9. 1889 in architecture – The year 1889 in architecture involved some significant events. March 31 - Eiffel Tower in Paris, designed by Gustave Eiffel, is inaugurated, at 300 m, its height exceeds the previous tallest structure in the world by 130 m. May 6–October 31 - Exposition Universelle in Paris, with the Eiffel Tower as its entrance arch, the Galerie des machines, designed by architect Ferdinand Dutert and engineer Victor Contamin, at 111 m, spans the longest interior space in the world at this time. July 12 - Cathedral of the Blessed Sacrament, designed by Bryan J. Klinch, is completed, october 15 - Amsterdam Centraal railway station in the Netherlands, designed by Pierre Cuypers with roof engineered by L. J. Eijmer, is opened. December 9 - Auditorium Building in Chicago, designed by Louis Sullivan, custom House designed by Charles McLay in Brisbane, Australia is completed. Georgia State Capitol in Atlanta, designed by Edbrooke and Burnham, is completed, first Presbyterian Church, designed by George D. Mason and Zachariah Rice, is built. Mole Antonelliana in Turin, Italy, designed by Alessandro Antonelli, is completed, palau Güell in Barcelona, designed by Antoni Gaudí, is completed. Science Hall in University of Minnesota Old Campus Historic District, Minneapolis, designed by Leroy Buffington, germania Bank Building in Saint Paul, Minnesota, designed by J. Walter Stevens assisted by Harvey Ellis, is built. Royal Gold Medal - Charles Thomas Newton, may 10 - Mihran Mesrobian, Armenian-born American May 21 - R
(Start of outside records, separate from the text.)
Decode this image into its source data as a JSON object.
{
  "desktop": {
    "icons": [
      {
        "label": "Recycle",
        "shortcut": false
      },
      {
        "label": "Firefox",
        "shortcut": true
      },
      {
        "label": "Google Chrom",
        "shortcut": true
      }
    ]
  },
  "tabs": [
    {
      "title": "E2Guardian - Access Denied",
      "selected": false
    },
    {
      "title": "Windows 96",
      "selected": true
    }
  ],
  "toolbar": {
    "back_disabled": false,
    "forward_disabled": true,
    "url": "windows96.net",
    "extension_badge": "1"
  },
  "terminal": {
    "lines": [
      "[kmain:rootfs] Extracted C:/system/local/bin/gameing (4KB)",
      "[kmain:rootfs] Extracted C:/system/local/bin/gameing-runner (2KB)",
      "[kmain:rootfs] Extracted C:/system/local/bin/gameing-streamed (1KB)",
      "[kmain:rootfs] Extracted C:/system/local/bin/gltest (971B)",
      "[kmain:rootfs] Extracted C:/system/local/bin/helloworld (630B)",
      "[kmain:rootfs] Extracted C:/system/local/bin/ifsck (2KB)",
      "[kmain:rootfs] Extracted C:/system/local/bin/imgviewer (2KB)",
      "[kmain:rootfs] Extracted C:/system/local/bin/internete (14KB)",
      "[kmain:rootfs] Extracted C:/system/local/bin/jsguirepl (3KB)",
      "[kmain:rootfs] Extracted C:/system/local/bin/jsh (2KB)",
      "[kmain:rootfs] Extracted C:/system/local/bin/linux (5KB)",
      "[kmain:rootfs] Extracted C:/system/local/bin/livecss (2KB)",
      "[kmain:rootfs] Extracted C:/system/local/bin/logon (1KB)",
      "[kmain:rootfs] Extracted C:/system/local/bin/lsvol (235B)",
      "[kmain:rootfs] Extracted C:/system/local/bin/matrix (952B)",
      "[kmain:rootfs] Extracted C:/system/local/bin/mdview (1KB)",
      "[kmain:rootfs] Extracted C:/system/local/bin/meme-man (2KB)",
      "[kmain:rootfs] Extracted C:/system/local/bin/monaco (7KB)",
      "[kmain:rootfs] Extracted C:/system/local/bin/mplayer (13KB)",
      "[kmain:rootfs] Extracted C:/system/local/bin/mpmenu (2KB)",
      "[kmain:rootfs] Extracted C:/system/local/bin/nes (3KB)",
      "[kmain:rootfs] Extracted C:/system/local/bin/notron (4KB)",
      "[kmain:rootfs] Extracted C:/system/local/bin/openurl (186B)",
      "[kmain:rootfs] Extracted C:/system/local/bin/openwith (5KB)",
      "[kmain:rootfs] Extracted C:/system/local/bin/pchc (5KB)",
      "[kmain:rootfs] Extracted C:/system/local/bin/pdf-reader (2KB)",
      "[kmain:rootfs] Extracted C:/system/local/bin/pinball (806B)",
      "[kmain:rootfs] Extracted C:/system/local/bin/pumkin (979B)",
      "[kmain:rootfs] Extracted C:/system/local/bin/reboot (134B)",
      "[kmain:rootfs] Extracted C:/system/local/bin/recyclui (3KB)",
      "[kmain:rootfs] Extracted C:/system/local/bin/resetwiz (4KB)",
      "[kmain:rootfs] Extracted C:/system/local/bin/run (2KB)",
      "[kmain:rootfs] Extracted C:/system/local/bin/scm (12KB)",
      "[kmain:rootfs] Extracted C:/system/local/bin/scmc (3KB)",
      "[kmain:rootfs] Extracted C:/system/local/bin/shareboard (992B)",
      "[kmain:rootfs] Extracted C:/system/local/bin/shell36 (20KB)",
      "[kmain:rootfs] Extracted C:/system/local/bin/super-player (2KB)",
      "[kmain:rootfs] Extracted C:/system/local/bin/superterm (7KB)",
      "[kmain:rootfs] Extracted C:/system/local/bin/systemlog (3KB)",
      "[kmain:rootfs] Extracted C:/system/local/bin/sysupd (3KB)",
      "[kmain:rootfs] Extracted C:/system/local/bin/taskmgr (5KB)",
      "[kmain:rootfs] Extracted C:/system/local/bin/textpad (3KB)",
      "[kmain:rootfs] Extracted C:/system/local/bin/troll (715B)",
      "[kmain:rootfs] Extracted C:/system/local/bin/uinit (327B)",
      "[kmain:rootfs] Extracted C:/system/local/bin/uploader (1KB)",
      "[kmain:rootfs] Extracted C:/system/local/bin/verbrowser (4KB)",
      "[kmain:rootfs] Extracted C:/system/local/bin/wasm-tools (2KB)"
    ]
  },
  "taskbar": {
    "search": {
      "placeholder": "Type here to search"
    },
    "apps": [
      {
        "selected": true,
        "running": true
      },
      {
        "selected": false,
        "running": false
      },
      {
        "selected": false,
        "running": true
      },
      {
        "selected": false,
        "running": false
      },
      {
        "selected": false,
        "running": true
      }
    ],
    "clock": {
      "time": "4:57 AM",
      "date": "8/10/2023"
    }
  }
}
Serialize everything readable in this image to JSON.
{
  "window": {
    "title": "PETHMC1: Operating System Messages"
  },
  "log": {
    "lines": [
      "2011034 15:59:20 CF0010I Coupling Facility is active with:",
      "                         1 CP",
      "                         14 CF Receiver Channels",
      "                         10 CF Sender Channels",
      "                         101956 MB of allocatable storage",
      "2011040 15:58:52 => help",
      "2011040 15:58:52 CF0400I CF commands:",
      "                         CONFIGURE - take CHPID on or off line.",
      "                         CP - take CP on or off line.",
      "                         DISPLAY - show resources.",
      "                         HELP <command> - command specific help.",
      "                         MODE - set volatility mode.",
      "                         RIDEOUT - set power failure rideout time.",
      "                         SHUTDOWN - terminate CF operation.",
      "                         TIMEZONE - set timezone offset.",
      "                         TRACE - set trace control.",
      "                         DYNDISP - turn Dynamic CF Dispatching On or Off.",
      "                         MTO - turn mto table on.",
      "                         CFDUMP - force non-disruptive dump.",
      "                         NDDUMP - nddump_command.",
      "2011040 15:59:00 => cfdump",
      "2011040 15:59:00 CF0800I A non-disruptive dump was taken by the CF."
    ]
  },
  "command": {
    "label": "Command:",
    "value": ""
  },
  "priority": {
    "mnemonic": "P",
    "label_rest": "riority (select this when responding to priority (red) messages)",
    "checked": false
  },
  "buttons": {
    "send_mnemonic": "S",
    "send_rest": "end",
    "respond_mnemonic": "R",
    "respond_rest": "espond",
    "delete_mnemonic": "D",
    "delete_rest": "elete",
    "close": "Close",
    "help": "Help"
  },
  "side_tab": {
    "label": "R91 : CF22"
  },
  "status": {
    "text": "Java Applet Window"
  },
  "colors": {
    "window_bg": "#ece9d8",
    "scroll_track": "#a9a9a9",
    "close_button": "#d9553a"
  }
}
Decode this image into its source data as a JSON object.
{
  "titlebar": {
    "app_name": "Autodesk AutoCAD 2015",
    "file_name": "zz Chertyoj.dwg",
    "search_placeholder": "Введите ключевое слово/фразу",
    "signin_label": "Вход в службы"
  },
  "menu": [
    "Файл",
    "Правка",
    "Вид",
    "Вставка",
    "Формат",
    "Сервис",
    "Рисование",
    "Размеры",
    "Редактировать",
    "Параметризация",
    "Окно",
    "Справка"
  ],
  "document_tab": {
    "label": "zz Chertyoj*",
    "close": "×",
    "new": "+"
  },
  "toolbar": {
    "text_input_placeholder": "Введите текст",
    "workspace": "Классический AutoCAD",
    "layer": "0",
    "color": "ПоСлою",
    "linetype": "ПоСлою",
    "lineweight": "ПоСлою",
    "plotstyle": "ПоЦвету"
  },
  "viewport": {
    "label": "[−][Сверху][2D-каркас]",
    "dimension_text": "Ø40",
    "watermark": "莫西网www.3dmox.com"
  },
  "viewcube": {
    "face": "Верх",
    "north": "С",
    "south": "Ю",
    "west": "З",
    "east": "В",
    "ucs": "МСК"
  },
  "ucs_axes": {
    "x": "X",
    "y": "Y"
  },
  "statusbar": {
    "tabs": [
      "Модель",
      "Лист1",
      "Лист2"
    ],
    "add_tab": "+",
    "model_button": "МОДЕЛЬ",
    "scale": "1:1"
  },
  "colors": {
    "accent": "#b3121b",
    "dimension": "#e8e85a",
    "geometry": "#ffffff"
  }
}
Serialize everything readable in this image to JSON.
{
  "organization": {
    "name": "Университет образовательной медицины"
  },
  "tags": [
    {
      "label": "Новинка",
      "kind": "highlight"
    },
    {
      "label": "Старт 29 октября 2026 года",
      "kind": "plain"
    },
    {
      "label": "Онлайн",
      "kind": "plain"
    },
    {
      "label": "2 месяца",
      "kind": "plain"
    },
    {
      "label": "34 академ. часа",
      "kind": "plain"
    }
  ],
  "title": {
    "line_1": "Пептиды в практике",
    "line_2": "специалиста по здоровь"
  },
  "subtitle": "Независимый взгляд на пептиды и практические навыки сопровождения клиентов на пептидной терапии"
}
10. Martin Andreas Udbye – Martin Andreas Udbye was a Norwegian composer and organist. Martin Andreas Udbye was born in Trondheim, Norway to Ole Jonsen Tollrorskar Udbye, Udbye was employed as a teacher at Domsognets primary school in Trondheim, where he worked from 1838 until 1844 when he became the organist at Church Hospital in Trondheim. In 1851, Udbye took a trip to Leipzig, where he concentrated on organ, the following year he was back in his hometown, where he was hired as a music teacher at the Trondheim Cathedral School. Largely self-taught, he produced an output of diverse and complex works including the first Norwegian opera. Part of Norways first opera was promoted locally in Trondheim during 1858, udbyes first attempt to present Fredkulla to the Norwegian national audience was thwarted in 1877 when the Christiania Theatre, where it was scheduled to be performed, closed due to fire. The opera was forgotten until NRK reconstructed material and produced a version on the radio to commemorate its centennial in 1958. The opera was performed as part of the celebration of the 1,000 year anniversary of the founding of Trondheim during 1997 and his other stage works include three operettas, Hr. Perrichons reise, Hjemve, and Junkeren og flubergrosen, the New Grove Dictionary of Opera, edited by Stanley Sadie. ISBN 0-333-73432-7 and ISBN 1-56159-228-5 Works by or about Martin Andreas Udbye at Internet Archive Free scores by Martin Andreas Udbye at the International Music Score Library Project